> What the task asks
Omit every picture and write out the rest of the records exactly.

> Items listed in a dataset
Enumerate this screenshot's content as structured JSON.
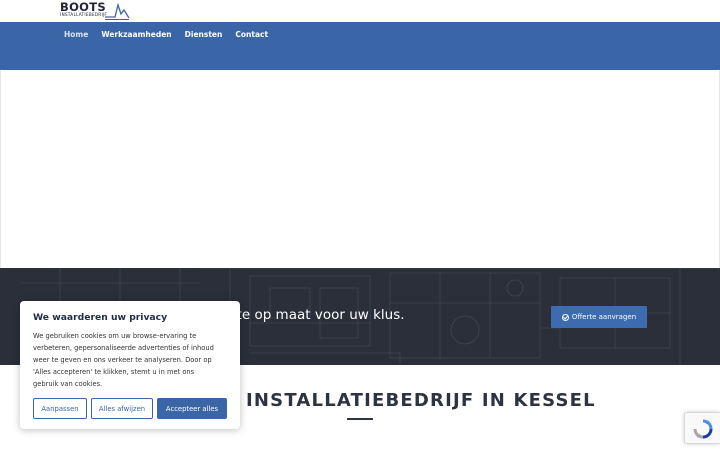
{
  "brand": {
    "name": "BOOTS",
    "tagline": "INSTALLATIEBEDRIJF"
  },
  "nav": {
    "items": [
      {
        "label": "Home"
      },
      {
        "label": "Werkzaamheden"
      },
      {
        "label": "Diensten"
      },
      {
        "label": "Contact"
      }
    ],
    "active": "Home"
  },
  "cta": {
    "text": "rte op maat voor uw klus.",
    "button_label": "Offerte aanvragen",
    "button_icon": "check-circle-icon"
  },
  "section": {
    "title": "INSTALLATIEBEDRIJF IN KESSEL"
  },
  "cookie": {
    "title": "We waarderen uw privacy",
    "body_lines": [
      "We gebruiken cookies om uw browse-ervaring te",
      "verbeteren, gepersonaliseerde advertenties of inhoud",
      "weer te geven en ons verkeer te analyseren. Door op",
      "'Alles accepteren' te klikken, stemt u in met ons",
      "gebruik van cookies."
    ],
    "btn_customize": "Aanpassen",
    "btn_reject": "Alles afwijzen",
    "btn_accept": "Accepteer alles"
  },
  "colors": {
    "primary": "#3a66a8",
    "dark_band": "#2a2f39",
    "heading": "#2c3442"
  }
}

> Written reply
Enumerate this screenshot's content as structured JSON.
{
  "brand": {
    "name": "BOOTS",
    "tagline": "INSTALLATIEBEDRIJF"
  },
  "nav": {
    "items": [
      {
        "label": "Home"
      },
      {
        "label": "Werkzaamheden"
      },
      {
        "label": "Diensten"
      },
      {
        "label": "Contact"
      }
    ],
    "active": "Home"
  },
  "cta": {
    "text": "rte op maat voor uw klus.",
    "button_label": "Offerte aanvragen",
    "button_icon": "check-circle-icon"
  },
  "section": {
    "title": "INSTALLATIEBEDRIJF IN KESSEL"
  },
  "cookie": {
    "title": "We waarderen uw privacy",
    "body_lines": [
      "We gebruiken cookies om uw browse-ervaring te",
      "verbeteren, gepersonaliseerde advertenties of inhoud",
      "weer te geven en ons verkeer te analyseren. Door op",
      "'Alles accepteren' te klikken, stemt u in met ons",
      "gebruik van cookies."
    ],
    "btn_customize": "Aanpassen",
    "btn_reject": "Alles afwijzen",
    "btn_accept": "Accepteer alles"
  },
  "colors": {
    "primary": "#3a66a8",
    "dark_band": "#2a2f39",
    "heading": "#2c3442"
  }
}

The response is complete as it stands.